The Roma Coordination Council: The council is responsible for drawing up strategic lines, supervising their implementation and giving feedback on cohesion policies contributing to Roma inclusion. The council meets twice a year. It has 33 members: Minister of Interior, State Secretaries, representatives of civil society organisations, Roma minority self-governments, churches and leaders of Directorate-General for Equal Treatment and Hungarian Central Statistical Office.

The 'Better Chances for Children' National Strategy Evaluation Committee: This committee is in charge of supervising the implementation of the Parliament Decision 47/2007 on 'Be Better for Children!' National Strategy 2007-2032 [47/2007. (V. 31.) OGY határozat a 'Legyen jobb a gyermekeknek!' Nemzeti Stratégiáról, 2007-2032] and the monitoring related processes. This Evaluation Committee gives recommendations, among others, regarding the social inclusion of disadvantaged students. It has 13 governmental (including the State Secretary for Welfare from the Ministry of Interior and delegate from Hungarian Charity Service of the Order of Malta) and 13 civil members and they last met online, in November 2023.

NGOs and religious organisations: These organisations perform diverse tasks linked to the area depending on the funding available.

The Network of Christian Roma Colleges: In collaboration with the state, it provides special support to disadvantaged students in higher education. In 2011, there were four colleges in Hungary.

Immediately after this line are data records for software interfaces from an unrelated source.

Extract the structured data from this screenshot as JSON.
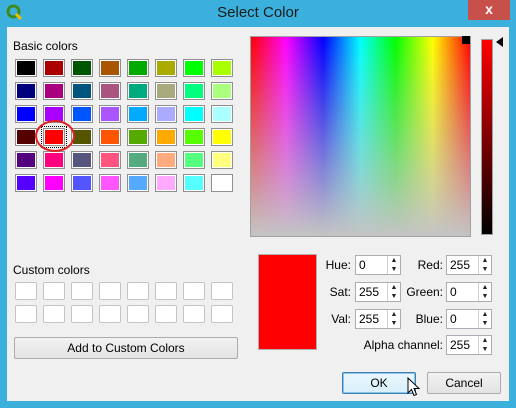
{
  "window": {
    "title": "Select Color",
    "close_glyph": "x",
    "app_icon": "qgis-icon"
  },
  "basic_colors": {
    "label": "Basic colors",
    "rows": [
      [
        "#000000",
        "#aa0000",
        "#005500",
        "#aa5500",
        "#00aa00",
        "#aaaa00",
        "#00ff00",
        "#aaff00"
      ],
      [
        "#00007f",
        "#aa007f",
        "#00557f",
        "#aa557f",
        "#00aa7f",
        "#aaaa7f",
        "#00ff7f",
        "#aaff7f"
      ],
      [
        "#0000ff",
        "#aa00ff",
        "#0055ff",
        "#aa55ff",
        "#00aaff",
        "#aaaaff",
        "#00ffff",
        "#aaffff"
      ],
      [
        "#550000",
        "#ff0000",
        "#555500",
        "#ff5500",
        "#55aa00",
        "#ffaa00",
        "#55ff00",
        "#ffff00"
      ],
      [
        "#55007f",
        "#ff007f",
        "#55557f",
        "#ff557f",
        "#55aa7f",
        "#ffaa7f",
        "#55ff7f",
        "#ffff7f"
      ],
      [
        "#5500ff",
        "#ff00ff",
        "#5555ff",
        "#ff55ff",
        "#55aaff",
        "#ffaaff",
        "#55ffff",
        "#ffffff"
      ]
    ],
    "selected": {
      "row": 3,
      "col": 1
    }
  },
  "custom_colors": {
    "label": "Custom colors",
    "add_button": "Add to Custom Colors",
    "count": 16
  },
  "fields": {
    "hue": {
      "label": "Hue:",
      "value": "0"
    },
    "sat": {
      "label": "Sat:",
      "value": "255"
    },
    "val": {
      "label": "Val:",
      "value": "255"
    },
    "red": {
      "label": "Red:",
      "value": "255"
    },
    "green": {
      "label": "Green:",
      "value": "0"
    },
    "blue": {
      "label": "Blue:",
      "value": "0"
    },
    "alpha": {
      "label": "Alpha channel:",
      "value": "255"
    }
  },
  "current_color": "#ff0000",
  "buttons": {
    "ok": "OK",
    "cancel": "Cancel"
  }
}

In 2019, eleven colleges supported nearly 300 Roma students. (For more information on the colleges, see sub-chapter 4.5 Initiatives promoting social inclusion and raising awareness)

Roma Colleges: The aim of the Roma colleges is to support Roma youth to continue their studies after secondary school and obtain a higher level of education. It aims also at increasing the chances of disadvantaged students (not only Roma youth) to enter the labour market after graduation. Roma specialised colleges are awarded on the basis of a professional opinion of the Council of Roma Specialised Colleges. Currently, in the 11 colleges, an average of 350 students study and benefit from support programmes each year.

Since 2011, the number of Roma students has steadily increased: in 10 years, the number of students has doubled. 410 students have obtained a diploma by the end of the academic year 2019/2020 and 90% of them has got a job.

Hungarian National Roma Platform: The European Commission has been funding the programme since 2016. It aims at implementing the objectives of the NSIS 2030, engaging in dialogue and evaluating the results and the failures. Its members are local decision-makers, public authorities, national Roma self-governments, civil and church organisations, public service providers, Roma and non-Roma stakeholders. According to the ministry information, in the last 3 years it has been present in 9 counties, 33 municipalities with over 3000 participants and will be held in 5 more counties in 2022.

Business actors: As part of their corporate social responsibility strategies, business actors also support social and economic development programmes.

Focusing on the youth field, the activities and role of the National Youth Council (Nemzeti Ifjúsági Tanács) is also should be highlighted. (For more information, see sub-chapter 5.3. Youth representation bodies.)